As you practice these exercises, be aware that it will take you time to fully eradicate old habits. Especially in stressful situations, like competitions, it’s easy to revert to a fetal position. With plenty of repetition and reinforcement, though, you’ll learn how to find the correct angles that will serve as the foundation of a strong position—and keep them!
Click here another unmounted position-strengthening exercise that you can do on a full-size trampoline.
ABOUT C.J. LAW
In her 34 years as head coach of the Mount Holyoke College riding team, Carol (C.J.) Law has led it to three Intercollegiate Horse Shows Association national championships and four Tournament of Champions titles. She received the IHSA Lifetime Achievement Award in 1998 and founded the IHSA Senior Academic Achievement and National Horse Show Sportsmanship awards. She has served on the IHSA board of directors since 1986 and has organized the IHSA National Championship Horse Show three times and the IHSA Zone 1 Championship annually since 1989. She is also a member of the U.S. Hunter Jumper Association Zone 1 Committee. In addition to teaching at Mount Holyoke in Massachusetts, and in many clinics, she spends her summers as the director of riding at Camp Forest Acres in Fryeburg, Maine.

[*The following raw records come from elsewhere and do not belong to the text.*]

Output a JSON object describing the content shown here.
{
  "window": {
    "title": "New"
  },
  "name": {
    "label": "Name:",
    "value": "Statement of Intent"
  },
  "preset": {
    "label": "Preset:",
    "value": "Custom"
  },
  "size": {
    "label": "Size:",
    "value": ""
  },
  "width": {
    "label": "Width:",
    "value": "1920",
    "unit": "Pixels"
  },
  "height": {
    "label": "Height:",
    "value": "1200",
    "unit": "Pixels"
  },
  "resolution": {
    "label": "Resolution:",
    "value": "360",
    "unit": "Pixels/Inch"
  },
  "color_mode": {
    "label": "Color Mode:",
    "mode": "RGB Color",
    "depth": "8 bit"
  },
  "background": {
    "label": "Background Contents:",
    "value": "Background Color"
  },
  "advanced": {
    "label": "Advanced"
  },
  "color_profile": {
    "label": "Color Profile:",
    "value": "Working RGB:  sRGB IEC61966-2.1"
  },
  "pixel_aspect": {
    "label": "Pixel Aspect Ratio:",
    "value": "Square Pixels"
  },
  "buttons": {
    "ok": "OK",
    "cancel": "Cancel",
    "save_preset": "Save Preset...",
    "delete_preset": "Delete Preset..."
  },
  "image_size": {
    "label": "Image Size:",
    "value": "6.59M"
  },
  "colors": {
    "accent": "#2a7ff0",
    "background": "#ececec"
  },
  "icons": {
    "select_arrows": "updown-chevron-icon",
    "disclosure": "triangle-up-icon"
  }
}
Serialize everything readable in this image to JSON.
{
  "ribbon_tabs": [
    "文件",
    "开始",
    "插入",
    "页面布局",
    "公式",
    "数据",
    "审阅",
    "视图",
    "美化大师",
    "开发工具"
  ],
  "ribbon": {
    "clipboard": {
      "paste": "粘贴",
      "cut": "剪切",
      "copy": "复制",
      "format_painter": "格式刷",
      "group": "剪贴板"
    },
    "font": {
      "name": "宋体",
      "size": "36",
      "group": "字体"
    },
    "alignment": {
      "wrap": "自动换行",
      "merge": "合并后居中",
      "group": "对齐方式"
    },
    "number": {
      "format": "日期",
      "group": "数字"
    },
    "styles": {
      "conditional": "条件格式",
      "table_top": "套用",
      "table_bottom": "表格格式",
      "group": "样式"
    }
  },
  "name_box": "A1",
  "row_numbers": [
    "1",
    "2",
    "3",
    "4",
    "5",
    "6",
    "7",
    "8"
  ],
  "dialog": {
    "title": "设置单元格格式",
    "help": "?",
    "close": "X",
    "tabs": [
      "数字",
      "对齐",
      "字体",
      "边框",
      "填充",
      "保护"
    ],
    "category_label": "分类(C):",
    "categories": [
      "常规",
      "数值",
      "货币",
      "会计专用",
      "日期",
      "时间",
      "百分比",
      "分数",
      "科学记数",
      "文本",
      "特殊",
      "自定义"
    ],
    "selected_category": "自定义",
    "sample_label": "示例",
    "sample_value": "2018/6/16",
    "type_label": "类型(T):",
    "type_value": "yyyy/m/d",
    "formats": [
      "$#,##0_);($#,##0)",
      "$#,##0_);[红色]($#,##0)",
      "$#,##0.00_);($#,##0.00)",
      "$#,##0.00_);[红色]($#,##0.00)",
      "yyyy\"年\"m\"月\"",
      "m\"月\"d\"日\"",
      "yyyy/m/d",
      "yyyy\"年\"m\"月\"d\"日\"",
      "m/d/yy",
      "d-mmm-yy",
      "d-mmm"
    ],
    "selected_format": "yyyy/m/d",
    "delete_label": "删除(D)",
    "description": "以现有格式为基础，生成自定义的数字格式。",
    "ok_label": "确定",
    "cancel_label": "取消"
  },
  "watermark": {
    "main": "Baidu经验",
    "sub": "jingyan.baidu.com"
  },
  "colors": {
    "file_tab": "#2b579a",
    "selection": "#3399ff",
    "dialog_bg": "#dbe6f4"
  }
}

This article was originally published in the Winter 2018 issue.